12/03/2014 02:03 pm ET Updated Feb 01, 2015

Microstructure Risk Is a Key Measure in the New Landscape of Risk

With the advent of high-frequency trading, measuring microstructure risk has not only become easier due to the availability of data, it has also become mandatory. Over the past several years, so-called flash crashes have triggered stop losses and caused numerous investors to liquidate positions early or forced investors out on the sidelines of the market altogether. Aggressive high-frequency traders have been shown to worsen market conditions and instilled dread, anger and a feeling of hopelessness in many market participants. Runaway algorithms sank ships like Knight Capital Group, dealing multi-million dollar losses in a matter of minutes. While the academics have worked on the questions of microstructure risks for years, the practical applications of such research was not evident. Until now.

Enter the measured microstructure risk, a component of traditional idiosyncratic α. Highly persistent in individual securities, the microstructure risk cannot only be measured, it can be used in many daily applications, such as:
• Buy and hold equity selection
• Portfolio risk evaluation and management
• Collateral pricing
• Derivatives analysis
• Many more

Our firm, Able Alpha Trading, has specialized in intraday microstructure risk since 2007 and honed its expertise through numerous successful products, consulting engagements, academic papers and even a few books. Today, our most popular offerings include:
• Flash crash index, an advanced research-based tool that measures the propensity of individual securities to flash crashes at least one day in advance
• Percentage of aggressive high frequency traders present in the given security
• Abnormal trading activity index, capable of pinpointing runaway algorithms and other potentially fatal microstructure events in real time.

While there is significant intraday variation in the Flash Crash index and the Percent of Aggressive HFTs index, the averages of the indexes are persistent for individual securities and predictive at least one day in advance.
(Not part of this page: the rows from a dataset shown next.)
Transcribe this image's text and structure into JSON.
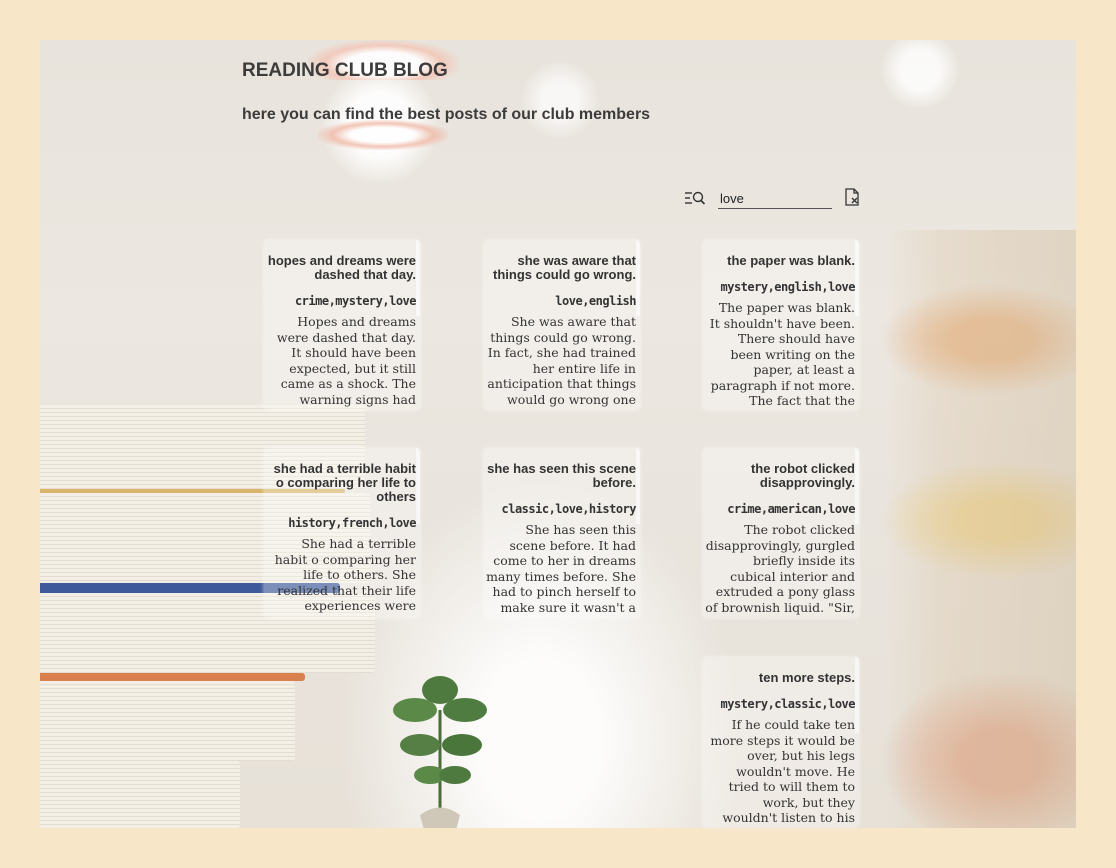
{
  "header": {
    "title": "READING CLUB BLOG",
    "subtitle": "here you can find the best posts of our club members"
  },
  "search": {
    "value": "love",
    "icon": "search-icon",
    "clear_icon": "clear-icon"
  },
  "posts": [
    {
      "title": "hopes and dreams were dashed that day.",
      "tags": "crime,mystery,love",
      "body": "Hopes and dreams were dashed that day. It should have been expected, but it still came as a shock. The warning signs had been"
    },
    {
      "title": "she was aware that things could go wrong.",
      "tags": "love,english",
      "body": "She was aware that things could go wrong. In fact, she had trained her entire life in anticipation that things would go wrong one day."
    },
    {
      "title": "the paper was blank.",
      "tags": "mystery,english,love",
      "body": "The paper was blank. It shouldn't have been. There should have been writing on the paper, at least a paragraph if not more. The fact that the writing wasn't there"
    },
    {
      "title": "she had a terrible habit o comparing her life to others",
      "tags": "history,french,love",
      "body": "She had a terrible habit o comparing her life to others. She realized that their life experiences were"
    },
    {
      "title": "she has seen this scene before.",
      "tags": "classic,love,history",
      "body": "She has seen this scene before. It had come to her in dreams many times before. She had to pinch herself to make sure it wasn't a"
    },
    {
      "title": "the robot clicked disapprovingly.",
      "tags": "crime,american,love",
      "body": "The robot clicked disapprovingly, gurgled briefly inside its cubical interior and extruded a pony glass of brownish liquid. \"Sir,"
    },
    {
      "title": "ten more steps.",
      "tags": "mystery,classic,love",
      "body": "If he could take ten more steps it would be over, but his legs wouldn't move. He tried to will them to work, but they wouldn't listen to his brain. Ten more"
    }
  ]
}
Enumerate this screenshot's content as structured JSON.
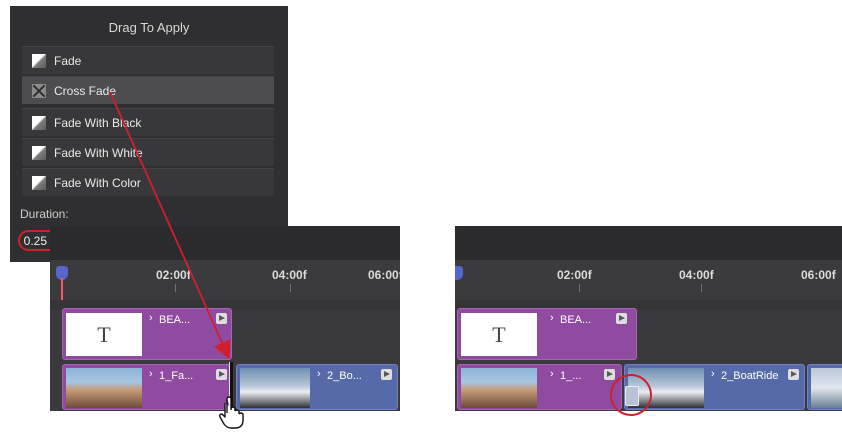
{
  "panel": {
    "title": "Drag To Apply",
    "transitions": [
      {
        "label": "Fade",
        "icon": "fade-icon",
        "selected": false
      },
      {
        "label": "Cross Fade",
        "icon": "cross-fade-icon",
        "selected": true
      },
      {
        "label": "Fade With Black",
        "icon": "fade-icon",
        "selected": false
      },
      {
        "label": "Fade With White",
        "icon": "fade-icon",
        "selected": false
      },
      {
        "label": "Fade With Color",
        "icon": "fade-icon",
        "selected": false
      }
    ],
    "duration_label": "Duration:",
    "duration_value": "0.25 s",
    "duration_chevron": "chevron-down-icon"
  },
  "timeline_before": {
    "ticks": [
      "02:00f",
      "04:00f",
      "06:00f"
    ],
    "title_clip": {
      "thumb": "T",
      "name": "BEA..."
    },
    "clip1": {
      "name": "1_Fa..."
    },
    "clip2": {
      "name": "2_Bo..."
    }
  },
  "timeline_after": {
    "ticks": [
      "02:00f",
      "04:00f",
      "06:00f"
    ],
    "title_clip": {
      "thumb": "T",
      "name": "BEA..."
    },
    "clip1": {
      "name": "1_..."
    },
    "clip2": {
      "name": "2_BoatRide"
    }
  },
  "colors": {
    "panel_bg": "#2f2f31",
    "title_clip": "#8f4b9f",
    "video_clip": "#5669a8",
    "annotation": "#d0202e"
  }
}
As a result, successful deployment of indexes requires no advanced infrastructure on behalf of the client. These indexes can be accessed via our dedicated web portal and incorporated into the clients' respective modeling systems, even Excel spreadsheets.
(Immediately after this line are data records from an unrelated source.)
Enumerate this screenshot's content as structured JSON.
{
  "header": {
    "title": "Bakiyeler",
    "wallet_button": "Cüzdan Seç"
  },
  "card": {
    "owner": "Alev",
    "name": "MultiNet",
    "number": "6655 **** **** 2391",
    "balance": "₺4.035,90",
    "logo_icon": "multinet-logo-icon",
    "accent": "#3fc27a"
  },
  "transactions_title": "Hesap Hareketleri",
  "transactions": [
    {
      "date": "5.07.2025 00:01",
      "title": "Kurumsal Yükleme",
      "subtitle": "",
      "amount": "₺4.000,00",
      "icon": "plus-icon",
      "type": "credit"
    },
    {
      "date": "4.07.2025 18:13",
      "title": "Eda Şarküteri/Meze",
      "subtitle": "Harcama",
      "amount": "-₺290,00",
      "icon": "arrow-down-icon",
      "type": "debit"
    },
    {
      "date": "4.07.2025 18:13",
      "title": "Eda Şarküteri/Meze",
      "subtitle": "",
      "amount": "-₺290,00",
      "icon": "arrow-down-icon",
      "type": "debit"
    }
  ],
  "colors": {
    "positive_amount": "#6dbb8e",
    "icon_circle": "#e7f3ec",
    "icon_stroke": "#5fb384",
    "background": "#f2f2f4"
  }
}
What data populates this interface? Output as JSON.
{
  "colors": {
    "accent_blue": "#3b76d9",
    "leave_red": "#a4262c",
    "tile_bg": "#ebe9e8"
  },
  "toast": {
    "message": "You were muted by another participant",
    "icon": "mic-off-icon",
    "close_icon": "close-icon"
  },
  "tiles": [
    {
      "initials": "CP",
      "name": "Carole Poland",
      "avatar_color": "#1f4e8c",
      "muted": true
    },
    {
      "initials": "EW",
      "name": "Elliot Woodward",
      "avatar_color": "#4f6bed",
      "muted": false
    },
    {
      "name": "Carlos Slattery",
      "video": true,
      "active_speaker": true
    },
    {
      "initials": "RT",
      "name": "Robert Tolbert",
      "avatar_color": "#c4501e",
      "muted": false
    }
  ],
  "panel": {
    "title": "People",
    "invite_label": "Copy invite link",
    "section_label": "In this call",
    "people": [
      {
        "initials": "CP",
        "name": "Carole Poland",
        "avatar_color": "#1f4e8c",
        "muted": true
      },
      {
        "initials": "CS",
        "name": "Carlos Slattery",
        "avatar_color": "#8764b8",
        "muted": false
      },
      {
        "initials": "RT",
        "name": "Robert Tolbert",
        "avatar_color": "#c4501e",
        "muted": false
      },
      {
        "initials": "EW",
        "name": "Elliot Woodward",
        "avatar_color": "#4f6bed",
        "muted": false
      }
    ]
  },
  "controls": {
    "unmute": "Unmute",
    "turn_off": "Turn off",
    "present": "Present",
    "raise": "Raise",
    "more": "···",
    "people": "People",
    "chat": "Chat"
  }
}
Consider the following example. How would a long-only portfolio manager deploy the risk of aggressive HFTs in his work? Since the presence of aggressive HFTs is a persistent metric, it is a clear measure of the source of risk. In today's competitive investment world with often razor-thin margins, the risk induced by aggressive HFTs is a measurable variable that portfolio managers simply can no longer afford to ignore. Including the risk in one's calculations improves portfolio selection outcomes, delivering higher returns and lower risks for portfolio manager's clients.
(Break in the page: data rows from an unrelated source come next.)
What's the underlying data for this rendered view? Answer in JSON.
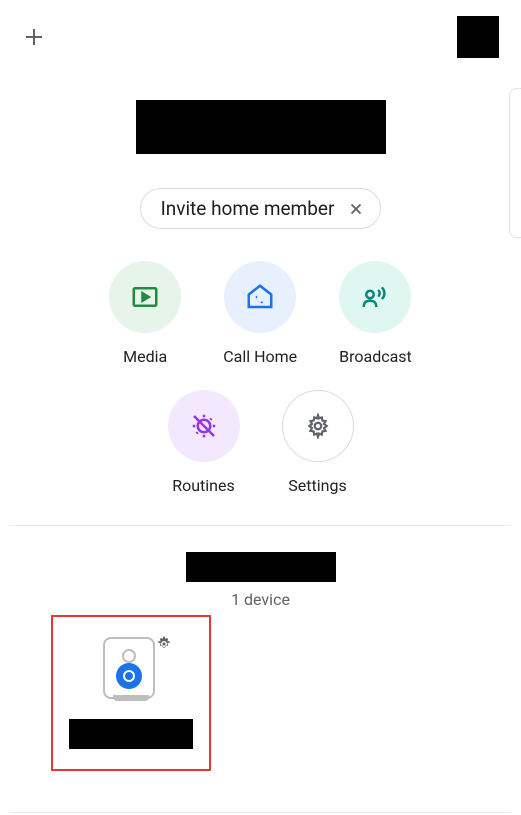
{
  "topbar": {
    "add_icon": "plus-icon",
    "account_icon": "account-avatar"
  },
  "home": {
    "title": "█████████",
    "invite_label": "Invite home member"
  },
  "actions": {
    "media": {
      "label": "Media"
    },
    "call_home": {
      "label": "Call Home"
    },
    "broadcast": {
      "label": "Broadcast"
    },
    "routines": {
      "label": "Routines"
    },
    "settings": {
      "label": "Settings"
    }
  },
  "room": {
    "name": "█████████",
    "device_count_label": "1 device"
  },
  "device": {
    "name": "█████████"
  }
}
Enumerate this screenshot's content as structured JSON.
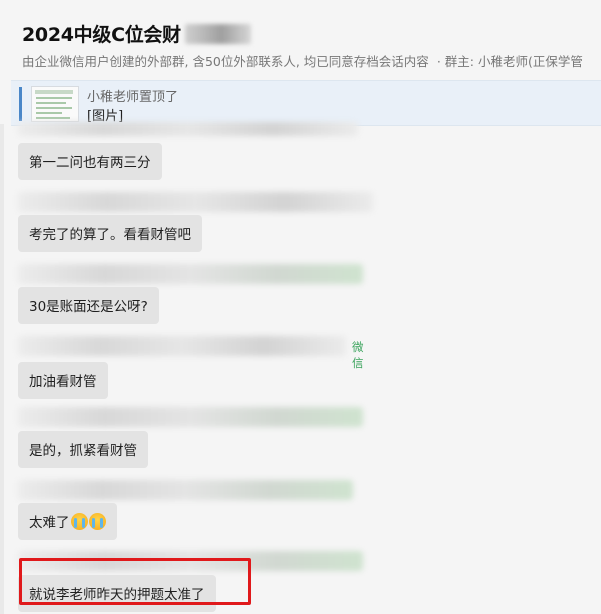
{
  "header": {
    "title": "2024中级C位会财",
    "subtitle": "由企业微信用户创建的外部群, 含50位外部联系人, 均已同意存档会话内容",
    "owner": "· 群主: 小稚老师(正保学管"
  },
  "pinned": {
    "text": "小稚老师置顶了",
    "content": "[图片]"
  },
  "messages": [
    {
      "sender_tag": "",
      "text": "第一二问也有两三分"
    },
    {
      "sender_tag": "",
      "text": "考完了的算了。看看财管吧"
    },
    {
      "sender_tag": "",
      "text": "30是账面还是公呀?"
    },
    {
      "sender_tag": "微信",
      "text": "加油看财管"
    },
    {
      "sender_tag": "",
      "text": "是的，抓紧看财管"
    },
    {
      "sender_tag": "",
      "text": "太难了"
    },
    {
      "sender_tag": "",
      "text": "就说李老师昨天的押题太准了"
    }
  ],
  "emoji": [
    "loudly-crying-face",
    "loudly-crying-face"
  ],
  "colors": {
    "background": "#f5f5f5",
    "bubble": "#e3e3e3",
    "pinned_bg": "#e9f0f8",
    "pinned_bar": "#4a87c8",
    "wechat_tag": "#3aa35c",
    "highlight_box": "#e0191b"
  }
}
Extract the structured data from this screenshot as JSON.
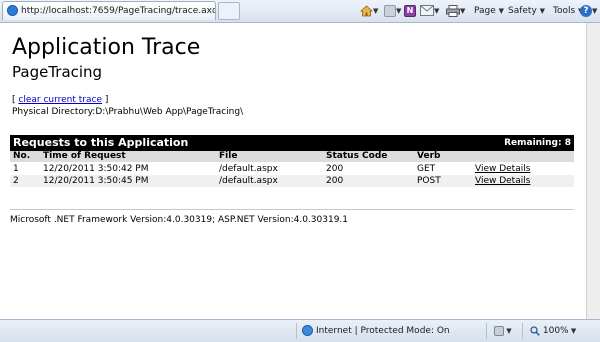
{
  "browser": {
    "tab_title": "http://localhost:7659/PageTracing/trace.axd",
    "commands": {
      "page": "Page",
      "safety": "Safety",
      "tools": "Tools",
      "help_glyph": "?"
    },
    "status": {
      "zone": "Internet | Protected Mode: On",
      "zoom": "100%"
    }
  },
  "page": {
    "title": "Application Trace",
    "app_name": "PageTracing",
    "clear_open": "[",
    "clear_link": "clear current trace",
    "clear_close": "]",
    "physical_directory": "Physical Directory:D:\\Prabhu\\Web App\\PageTracing\\",
    "requests": {
      "title": "Requests to this Application",
      "remaining": "Remaining: 8",
      "columns": [
        "No.",
        "Time of Request",
        "File",
        "Status Code",
        "Verb",
        ""
      ],
      "rows": [
        {
          "no": "1",
          "time": "12/20/2011 3:50:42 PM",
          "file": "/default.aspx",
          "status": "200",
          "verb": "GET",
          "details": "View Details"
        },
        {
          "no": "2",
          "time": "12/20/2011 3:50:45 PM",
          "file": "/default.aspx",
          "status": "200",
          "verb": "POST",
          "details": "View Details"
        }
      ]
    },
    "version_info": "Microsoft .NET Framework Version:4.0.30319; ASP.NET Version:4.0.30319.1"
  },
  "icons": [
    "ie-page-icon",
    "home-icon",
    "rss-feed-icon",
    "onenote-icon",
    "mail-icon",
    "print-icon",
    "help-icon",
    "protected-mode-globe-icon",
    "zoom-icon"
  ],
  "colors": {
    "link": "#0000cc",
    "section_header_bg": "#000000",
    "column_header_bg": "#dcdcdc",
    "alt_row_bg": "#f0f0f0"
  }
}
Since microstructure risk can be successfully priced, making its measurement a necessity not only in buy-and-hold applications, but also in cases of collateral pricing in lending and derivatives structuring. At present, most models of collateral valuation do not, but should, account for the changes in the microstructure of the underlying. Since the value of debt can be expressed as the price of a derivative on the value of collateral, the risk of the collateral needs to include its microstructure effects to make the risk profile comprehensive. Understanding the microstructure risk involved in pricing of collateral provides a better ability to price loans, bonds and CDS.

Same goes for portfolio construction: to diversify the risks of one's total portfolio, consideration of alpha and beta alone is enough. It is the portfolio managers' obligation to consider the microstructure risk, to immunize the client portfolios from short-term risk and to compensate the client for bearing such risk to the largest extent possible.

Understanding microstructure risk is no longer an academic exercise it was some 20 years ago. It is now a mandatory requirement for all financial markets participants.